3 garlic cloves, minced
8 grams (1.5 tsp) pink salt
35 grams kosher salt
18 grams (1.5 tbsp) dark brown sugar
28 grams (3 tbsp) ground black pepper
7 grams (1.5 tbsp) juniper berries, crushed
3 bay leaves, crumbled
3 grams (.75 tsp) grated nutmeg
3 or 4 sprigs of thyme

  1. Trim the pork belly to be rectangular and remove the skin if present.
  2. Combine all the ingredients except the pork belly and half of the black pepper in a bowl. Rub the mixture onto all sides of the pork belly.

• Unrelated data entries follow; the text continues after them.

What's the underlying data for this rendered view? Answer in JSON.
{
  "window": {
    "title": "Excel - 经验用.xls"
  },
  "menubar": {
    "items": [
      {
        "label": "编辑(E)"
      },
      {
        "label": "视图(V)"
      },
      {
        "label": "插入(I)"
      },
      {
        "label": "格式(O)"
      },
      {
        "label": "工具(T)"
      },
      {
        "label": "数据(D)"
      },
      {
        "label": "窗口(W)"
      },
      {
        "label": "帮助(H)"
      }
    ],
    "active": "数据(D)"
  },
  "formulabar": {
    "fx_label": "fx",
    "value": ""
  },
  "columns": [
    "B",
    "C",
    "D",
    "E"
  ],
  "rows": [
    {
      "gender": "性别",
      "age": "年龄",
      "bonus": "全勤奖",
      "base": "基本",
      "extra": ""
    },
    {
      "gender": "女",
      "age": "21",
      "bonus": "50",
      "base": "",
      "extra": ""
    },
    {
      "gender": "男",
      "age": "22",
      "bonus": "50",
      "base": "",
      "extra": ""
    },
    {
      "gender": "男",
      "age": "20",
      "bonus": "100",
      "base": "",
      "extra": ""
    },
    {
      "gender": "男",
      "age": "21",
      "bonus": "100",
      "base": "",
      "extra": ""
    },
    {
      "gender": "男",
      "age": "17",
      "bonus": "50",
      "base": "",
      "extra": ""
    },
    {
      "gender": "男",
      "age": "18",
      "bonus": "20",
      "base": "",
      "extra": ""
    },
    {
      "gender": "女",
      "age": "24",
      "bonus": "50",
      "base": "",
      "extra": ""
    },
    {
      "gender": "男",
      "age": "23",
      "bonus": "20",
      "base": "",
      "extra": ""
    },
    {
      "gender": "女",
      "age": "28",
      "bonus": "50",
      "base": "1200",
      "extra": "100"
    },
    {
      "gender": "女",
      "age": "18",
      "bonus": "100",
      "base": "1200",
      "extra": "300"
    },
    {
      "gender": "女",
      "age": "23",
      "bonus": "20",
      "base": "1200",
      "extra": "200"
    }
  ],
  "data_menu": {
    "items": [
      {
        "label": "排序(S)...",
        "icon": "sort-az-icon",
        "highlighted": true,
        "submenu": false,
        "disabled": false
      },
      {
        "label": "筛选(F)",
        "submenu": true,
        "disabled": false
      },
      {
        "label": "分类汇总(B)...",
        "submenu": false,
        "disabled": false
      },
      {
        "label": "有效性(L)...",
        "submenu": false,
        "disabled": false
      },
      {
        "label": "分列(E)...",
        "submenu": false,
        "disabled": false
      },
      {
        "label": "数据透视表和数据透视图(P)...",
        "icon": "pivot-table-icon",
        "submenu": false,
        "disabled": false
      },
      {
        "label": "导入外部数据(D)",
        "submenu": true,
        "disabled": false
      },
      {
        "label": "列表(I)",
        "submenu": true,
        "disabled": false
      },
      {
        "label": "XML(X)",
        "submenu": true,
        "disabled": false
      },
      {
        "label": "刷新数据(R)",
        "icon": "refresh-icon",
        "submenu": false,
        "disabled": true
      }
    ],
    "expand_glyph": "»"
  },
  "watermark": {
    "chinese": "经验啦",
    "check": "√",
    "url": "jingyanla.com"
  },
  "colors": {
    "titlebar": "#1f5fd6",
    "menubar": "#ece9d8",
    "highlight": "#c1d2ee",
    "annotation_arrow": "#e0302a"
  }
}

  3. Place the pork belly in a large 2-gallon zip top bag and refrigerate for one week, turning over every other day. When the pork belly is done curing, it will be firm in the middle. If it’s not firm, refrigerate for one to two more days.
  4. Remove the pork belly from the zip top bag and rinse under running water thoroughly. Dry completely with paper towels. Spread the remaining black pepper over the meat side of the pork belly. Roll the pork belly tightly (there should be no air pockets) and secure with butcher’s twine. Make sure to loop both around the circumference of the roll and around the length of the roll.
  5. Place the pork belly in a spare refrigerator set to its lowest setting on a middle shelf. Place a tray of water combined with 2 tbsp kosher salt in the bottom. This will allow the pancetta to dry. Leave in the refrigerator for 2 weeks.
  6. After drying, the pancetta will keep in a refrigerator for 3 weeks and a freezer for 4 months.

Yields 3 lbs. pancetta